What lines in the records include the string "ALLEGRO"? Return each one.

___ Supplied records

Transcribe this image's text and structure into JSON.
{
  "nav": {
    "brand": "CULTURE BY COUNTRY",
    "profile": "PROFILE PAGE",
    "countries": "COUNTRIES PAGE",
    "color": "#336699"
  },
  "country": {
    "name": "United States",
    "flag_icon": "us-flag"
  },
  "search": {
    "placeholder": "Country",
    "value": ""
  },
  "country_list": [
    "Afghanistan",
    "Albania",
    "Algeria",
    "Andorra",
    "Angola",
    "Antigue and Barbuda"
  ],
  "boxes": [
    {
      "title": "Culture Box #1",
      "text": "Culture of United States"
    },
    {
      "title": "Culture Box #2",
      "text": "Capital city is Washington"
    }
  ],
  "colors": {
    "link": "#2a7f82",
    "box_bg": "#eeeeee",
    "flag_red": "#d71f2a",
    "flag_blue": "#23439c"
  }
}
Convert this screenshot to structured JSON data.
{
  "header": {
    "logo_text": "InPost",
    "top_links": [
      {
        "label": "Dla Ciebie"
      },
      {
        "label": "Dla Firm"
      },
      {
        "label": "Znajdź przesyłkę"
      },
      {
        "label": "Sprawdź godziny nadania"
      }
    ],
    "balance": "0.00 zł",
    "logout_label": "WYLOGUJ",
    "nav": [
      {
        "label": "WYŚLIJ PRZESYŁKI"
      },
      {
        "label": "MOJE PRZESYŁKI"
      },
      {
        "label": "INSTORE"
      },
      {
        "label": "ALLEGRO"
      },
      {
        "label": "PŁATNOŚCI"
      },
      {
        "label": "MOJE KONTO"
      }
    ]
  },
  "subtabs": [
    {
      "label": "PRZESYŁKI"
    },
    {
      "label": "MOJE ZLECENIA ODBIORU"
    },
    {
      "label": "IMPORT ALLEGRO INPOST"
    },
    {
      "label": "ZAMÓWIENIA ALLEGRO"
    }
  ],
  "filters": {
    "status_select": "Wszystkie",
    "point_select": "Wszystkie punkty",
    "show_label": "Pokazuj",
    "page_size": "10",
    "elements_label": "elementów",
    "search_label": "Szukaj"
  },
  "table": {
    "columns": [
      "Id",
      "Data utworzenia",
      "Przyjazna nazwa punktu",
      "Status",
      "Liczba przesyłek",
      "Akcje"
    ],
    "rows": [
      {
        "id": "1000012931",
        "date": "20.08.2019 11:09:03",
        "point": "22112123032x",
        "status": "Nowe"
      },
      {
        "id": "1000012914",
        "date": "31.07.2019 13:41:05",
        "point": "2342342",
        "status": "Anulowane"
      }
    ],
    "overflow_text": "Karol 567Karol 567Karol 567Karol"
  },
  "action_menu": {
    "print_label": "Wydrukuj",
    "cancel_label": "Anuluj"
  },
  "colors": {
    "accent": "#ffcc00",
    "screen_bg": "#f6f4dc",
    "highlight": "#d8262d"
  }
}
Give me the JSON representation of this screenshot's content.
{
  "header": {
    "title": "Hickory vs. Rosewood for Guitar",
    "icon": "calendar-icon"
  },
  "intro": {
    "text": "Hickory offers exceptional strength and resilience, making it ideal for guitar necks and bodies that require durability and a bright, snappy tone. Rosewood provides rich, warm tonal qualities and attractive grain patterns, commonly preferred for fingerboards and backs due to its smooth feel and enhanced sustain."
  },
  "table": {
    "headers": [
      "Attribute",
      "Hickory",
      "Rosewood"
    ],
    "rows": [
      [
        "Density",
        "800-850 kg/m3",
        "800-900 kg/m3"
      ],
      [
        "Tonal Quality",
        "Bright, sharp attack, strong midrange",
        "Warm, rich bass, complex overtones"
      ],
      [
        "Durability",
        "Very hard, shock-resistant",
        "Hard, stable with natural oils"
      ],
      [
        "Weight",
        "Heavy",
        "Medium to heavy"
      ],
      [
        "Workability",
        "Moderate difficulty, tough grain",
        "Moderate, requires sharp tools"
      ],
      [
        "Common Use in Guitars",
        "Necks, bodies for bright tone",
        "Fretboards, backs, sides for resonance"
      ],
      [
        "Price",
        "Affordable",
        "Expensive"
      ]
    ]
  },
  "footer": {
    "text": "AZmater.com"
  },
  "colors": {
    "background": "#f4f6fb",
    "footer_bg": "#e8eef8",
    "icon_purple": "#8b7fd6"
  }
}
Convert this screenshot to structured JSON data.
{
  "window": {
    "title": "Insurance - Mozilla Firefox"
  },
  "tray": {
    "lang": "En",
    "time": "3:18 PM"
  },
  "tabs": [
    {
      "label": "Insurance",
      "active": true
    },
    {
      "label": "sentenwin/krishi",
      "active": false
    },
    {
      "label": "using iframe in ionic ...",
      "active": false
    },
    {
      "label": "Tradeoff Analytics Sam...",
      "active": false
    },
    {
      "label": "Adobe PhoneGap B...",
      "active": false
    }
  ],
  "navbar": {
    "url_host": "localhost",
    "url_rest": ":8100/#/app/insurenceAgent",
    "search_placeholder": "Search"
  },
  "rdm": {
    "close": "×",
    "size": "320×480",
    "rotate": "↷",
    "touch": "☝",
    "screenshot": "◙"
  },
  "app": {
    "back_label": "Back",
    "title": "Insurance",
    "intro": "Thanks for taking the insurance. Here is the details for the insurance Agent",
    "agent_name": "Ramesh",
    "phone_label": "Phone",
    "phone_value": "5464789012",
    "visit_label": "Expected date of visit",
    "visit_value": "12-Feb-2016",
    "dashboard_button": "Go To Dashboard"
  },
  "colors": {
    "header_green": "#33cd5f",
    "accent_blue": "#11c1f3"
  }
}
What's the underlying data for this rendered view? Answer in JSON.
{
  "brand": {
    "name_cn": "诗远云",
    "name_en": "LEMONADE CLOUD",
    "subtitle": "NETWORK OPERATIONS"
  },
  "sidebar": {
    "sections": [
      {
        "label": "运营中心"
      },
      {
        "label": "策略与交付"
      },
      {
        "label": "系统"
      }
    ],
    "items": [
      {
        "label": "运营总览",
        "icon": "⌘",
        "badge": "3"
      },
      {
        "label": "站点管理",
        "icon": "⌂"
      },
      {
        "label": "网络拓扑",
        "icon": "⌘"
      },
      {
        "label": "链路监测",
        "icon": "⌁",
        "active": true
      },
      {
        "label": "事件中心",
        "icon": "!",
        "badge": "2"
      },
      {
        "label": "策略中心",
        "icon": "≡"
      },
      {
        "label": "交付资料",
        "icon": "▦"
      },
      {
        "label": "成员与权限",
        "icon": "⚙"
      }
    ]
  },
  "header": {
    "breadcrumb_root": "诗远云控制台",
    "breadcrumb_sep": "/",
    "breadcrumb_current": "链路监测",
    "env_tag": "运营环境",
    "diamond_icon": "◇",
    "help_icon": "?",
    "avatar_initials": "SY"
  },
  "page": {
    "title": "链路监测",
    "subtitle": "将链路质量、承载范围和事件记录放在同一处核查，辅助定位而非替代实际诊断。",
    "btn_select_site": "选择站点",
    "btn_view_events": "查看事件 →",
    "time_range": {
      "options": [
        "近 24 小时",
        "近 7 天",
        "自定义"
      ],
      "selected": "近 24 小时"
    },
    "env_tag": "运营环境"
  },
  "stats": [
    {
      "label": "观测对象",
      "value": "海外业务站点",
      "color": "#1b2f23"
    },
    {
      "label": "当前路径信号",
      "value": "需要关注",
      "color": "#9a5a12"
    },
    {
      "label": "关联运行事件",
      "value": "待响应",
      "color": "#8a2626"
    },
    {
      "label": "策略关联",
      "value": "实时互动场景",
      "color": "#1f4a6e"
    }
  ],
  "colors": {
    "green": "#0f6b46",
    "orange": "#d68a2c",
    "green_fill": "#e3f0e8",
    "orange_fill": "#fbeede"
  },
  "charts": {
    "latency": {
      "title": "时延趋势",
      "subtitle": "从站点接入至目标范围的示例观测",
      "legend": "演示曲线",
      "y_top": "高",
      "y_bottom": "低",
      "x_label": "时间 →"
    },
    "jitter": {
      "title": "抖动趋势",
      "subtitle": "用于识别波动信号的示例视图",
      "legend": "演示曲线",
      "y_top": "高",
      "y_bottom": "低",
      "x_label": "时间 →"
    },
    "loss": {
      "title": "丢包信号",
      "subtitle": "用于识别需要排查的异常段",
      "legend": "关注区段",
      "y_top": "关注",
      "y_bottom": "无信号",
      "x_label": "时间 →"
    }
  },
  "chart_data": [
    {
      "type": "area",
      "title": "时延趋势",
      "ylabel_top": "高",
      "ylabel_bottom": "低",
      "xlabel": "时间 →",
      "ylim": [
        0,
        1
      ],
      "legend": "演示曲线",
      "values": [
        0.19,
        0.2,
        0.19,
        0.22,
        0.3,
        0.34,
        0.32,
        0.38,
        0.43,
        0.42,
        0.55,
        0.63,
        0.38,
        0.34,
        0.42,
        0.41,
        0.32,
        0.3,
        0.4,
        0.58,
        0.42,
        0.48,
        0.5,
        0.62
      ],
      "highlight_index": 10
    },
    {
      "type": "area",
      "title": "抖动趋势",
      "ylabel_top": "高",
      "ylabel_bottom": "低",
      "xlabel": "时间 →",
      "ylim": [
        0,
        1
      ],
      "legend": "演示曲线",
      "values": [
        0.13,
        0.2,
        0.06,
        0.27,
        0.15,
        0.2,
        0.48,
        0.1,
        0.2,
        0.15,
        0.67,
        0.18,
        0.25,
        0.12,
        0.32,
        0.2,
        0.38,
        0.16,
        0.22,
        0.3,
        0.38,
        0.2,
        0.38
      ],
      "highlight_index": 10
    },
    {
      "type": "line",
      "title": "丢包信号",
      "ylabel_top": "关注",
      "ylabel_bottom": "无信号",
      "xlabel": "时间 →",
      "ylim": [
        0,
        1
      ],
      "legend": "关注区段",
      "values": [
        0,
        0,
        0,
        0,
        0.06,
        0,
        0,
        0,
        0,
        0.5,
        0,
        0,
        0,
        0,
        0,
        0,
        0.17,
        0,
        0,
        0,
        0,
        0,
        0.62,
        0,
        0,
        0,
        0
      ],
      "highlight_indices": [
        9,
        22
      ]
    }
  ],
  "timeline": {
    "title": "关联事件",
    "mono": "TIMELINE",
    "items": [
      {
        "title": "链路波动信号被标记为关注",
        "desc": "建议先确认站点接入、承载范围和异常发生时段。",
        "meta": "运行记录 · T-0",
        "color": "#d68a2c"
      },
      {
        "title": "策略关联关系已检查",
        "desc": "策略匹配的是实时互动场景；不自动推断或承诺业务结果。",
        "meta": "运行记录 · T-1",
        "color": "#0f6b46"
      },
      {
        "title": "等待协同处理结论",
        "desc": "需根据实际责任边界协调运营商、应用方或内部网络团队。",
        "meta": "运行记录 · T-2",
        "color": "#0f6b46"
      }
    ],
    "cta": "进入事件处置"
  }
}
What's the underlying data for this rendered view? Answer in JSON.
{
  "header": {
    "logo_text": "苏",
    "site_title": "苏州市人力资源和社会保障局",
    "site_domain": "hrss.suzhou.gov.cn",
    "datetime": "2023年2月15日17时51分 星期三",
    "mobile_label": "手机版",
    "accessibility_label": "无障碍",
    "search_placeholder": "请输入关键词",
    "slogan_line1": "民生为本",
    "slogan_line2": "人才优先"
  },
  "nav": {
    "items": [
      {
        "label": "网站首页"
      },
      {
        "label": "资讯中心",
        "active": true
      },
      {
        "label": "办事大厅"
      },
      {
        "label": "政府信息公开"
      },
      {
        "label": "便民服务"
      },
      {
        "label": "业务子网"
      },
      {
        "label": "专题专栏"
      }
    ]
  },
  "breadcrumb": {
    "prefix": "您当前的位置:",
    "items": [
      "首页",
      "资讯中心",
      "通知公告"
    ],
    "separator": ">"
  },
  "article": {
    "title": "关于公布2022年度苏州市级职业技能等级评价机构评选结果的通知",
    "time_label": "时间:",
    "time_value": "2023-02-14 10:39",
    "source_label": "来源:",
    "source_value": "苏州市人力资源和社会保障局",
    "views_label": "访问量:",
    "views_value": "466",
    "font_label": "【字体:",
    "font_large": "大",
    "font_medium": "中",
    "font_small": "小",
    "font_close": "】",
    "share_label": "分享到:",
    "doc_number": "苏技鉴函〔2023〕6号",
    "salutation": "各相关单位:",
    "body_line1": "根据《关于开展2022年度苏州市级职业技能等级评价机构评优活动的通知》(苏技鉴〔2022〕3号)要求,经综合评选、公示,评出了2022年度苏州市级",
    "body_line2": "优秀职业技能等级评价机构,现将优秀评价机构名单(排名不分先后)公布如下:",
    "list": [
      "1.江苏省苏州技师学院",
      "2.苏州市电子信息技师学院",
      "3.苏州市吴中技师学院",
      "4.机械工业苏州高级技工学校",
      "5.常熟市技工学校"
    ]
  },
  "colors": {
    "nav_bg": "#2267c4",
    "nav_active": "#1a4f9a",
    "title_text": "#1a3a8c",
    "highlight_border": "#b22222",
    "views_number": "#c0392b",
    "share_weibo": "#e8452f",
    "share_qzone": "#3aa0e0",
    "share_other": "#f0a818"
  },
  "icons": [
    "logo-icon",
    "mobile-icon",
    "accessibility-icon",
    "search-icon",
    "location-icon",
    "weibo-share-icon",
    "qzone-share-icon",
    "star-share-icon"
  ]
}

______

- Task output -
        "label": "ALLEGRO"
      "label": "IMPORT ALLEGRO INPOST"
      "label": "ZAMÓWIENIA ALLEGRO"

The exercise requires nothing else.